The baying dogs were not far behind.
The man from Paris shouldered his rifle, leaned forward and aimed. He sighted the boar slightly above the head. The rifle barrel jerked up and down with each of his breaths.
He fired and the shot went high. The boar was almost to him. He pulled the trigger again and the rifle jammed.
He had once been a wonderful hunter of birds. But birds were very different than this. More of a sweeping motion with the weapon and if you missed, it really didn’t matter.
That had been long ago, before he’d moved to Paris. He braced himself holding the hot rifle barrel with both hands. He tried to time it right, swinging the butt down. He missed, and the boar slammed into him, its massive head and neck lifting him off his feet.
When he came to, he felt as if he were submerged in warm water. Two men were with him. He could hear his brother shouting. One man tore off the man from Paris’ blood soaked pants. The other man pressed his hands into the crease between his leg and groin. Blood spurted in long strings from between the man’s fingers. There were other wounds but those were nothing compared to the mess between his legs.
The men continued to press the wound. One told him not to worry, “Ça va, c’est rien!”
Then he overheard them whispering about how a tourniquet wouldn’t work.
“We’ll make it to the village,” his brother said. The man from Paris knew better. They had ridden over two hours. The tusk hit his artery. He was thinking so clearly now.
“Don’t leave me here,” he said.
“Of course we won’t leave you.”
* * *
They hefted him, belly down, onto his horse. The man from Paris’ head bounced off the horse’s side as it went. One man jogged along, propping him up. The horse’s flank, slick with blood, glistened in the sun.
The man from Paris’ whole body felt heavy. He strained to lift his head and look out across the land. He felt the horse’s power and it seemed limitless compared to his own waning strength. His brother came alongside to talk in his ear.
“Take me back to France,” the man from Paris said. “Promise.”
His brother nodded, acknowledging he understood what was expected.
When the man from Paris could no longer lift his head, he watched the trail beneath him. The long, dried grasses flicked back and forth and the dust whorled away from the horse’s hooves. He watched this as long as he could, waiting for the sea.
Denis J. Underwood’s stories have appeared in Bartleby Snopes, Identity Theory, Gravel Magazine, The First Line, and elsewhere.
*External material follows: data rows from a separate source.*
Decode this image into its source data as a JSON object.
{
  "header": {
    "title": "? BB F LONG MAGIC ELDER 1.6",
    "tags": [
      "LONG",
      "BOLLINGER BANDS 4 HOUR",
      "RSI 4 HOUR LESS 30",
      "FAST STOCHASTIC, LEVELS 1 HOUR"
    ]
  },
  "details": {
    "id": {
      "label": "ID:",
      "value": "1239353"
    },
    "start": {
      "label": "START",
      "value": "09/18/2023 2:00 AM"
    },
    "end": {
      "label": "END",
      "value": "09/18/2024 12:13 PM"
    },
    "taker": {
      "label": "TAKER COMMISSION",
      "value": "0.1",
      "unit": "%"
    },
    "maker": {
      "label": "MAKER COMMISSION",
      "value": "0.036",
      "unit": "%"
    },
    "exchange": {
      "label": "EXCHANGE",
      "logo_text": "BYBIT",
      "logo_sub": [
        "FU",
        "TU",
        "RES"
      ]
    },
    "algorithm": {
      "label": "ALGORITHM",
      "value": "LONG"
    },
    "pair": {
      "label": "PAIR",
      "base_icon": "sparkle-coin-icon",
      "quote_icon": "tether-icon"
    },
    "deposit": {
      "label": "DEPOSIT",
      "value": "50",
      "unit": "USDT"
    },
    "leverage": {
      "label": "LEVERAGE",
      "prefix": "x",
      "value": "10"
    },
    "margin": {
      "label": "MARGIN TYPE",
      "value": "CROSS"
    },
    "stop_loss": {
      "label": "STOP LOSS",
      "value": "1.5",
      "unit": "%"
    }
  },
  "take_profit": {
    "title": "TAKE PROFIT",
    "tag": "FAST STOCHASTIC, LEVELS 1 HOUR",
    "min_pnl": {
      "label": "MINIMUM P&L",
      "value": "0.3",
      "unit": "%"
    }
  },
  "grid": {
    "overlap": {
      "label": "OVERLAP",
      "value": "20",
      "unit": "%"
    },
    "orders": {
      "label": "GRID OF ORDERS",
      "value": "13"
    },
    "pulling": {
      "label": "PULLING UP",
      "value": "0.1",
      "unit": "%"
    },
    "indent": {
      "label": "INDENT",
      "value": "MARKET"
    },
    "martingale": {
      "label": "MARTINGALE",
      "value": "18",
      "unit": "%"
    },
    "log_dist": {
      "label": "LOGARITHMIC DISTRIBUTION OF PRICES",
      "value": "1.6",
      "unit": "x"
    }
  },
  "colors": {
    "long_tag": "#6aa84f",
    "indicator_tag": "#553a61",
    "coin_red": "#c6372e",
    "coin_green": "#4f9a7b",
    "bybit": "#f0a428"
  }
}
His chapbook, Carolina, was published by Wind River Press. Grave Matters, a feature film he co-wrote and co-produced, has been in post-production a few years too many. The project was featured on the Sundance Channel’s 24 Frames News.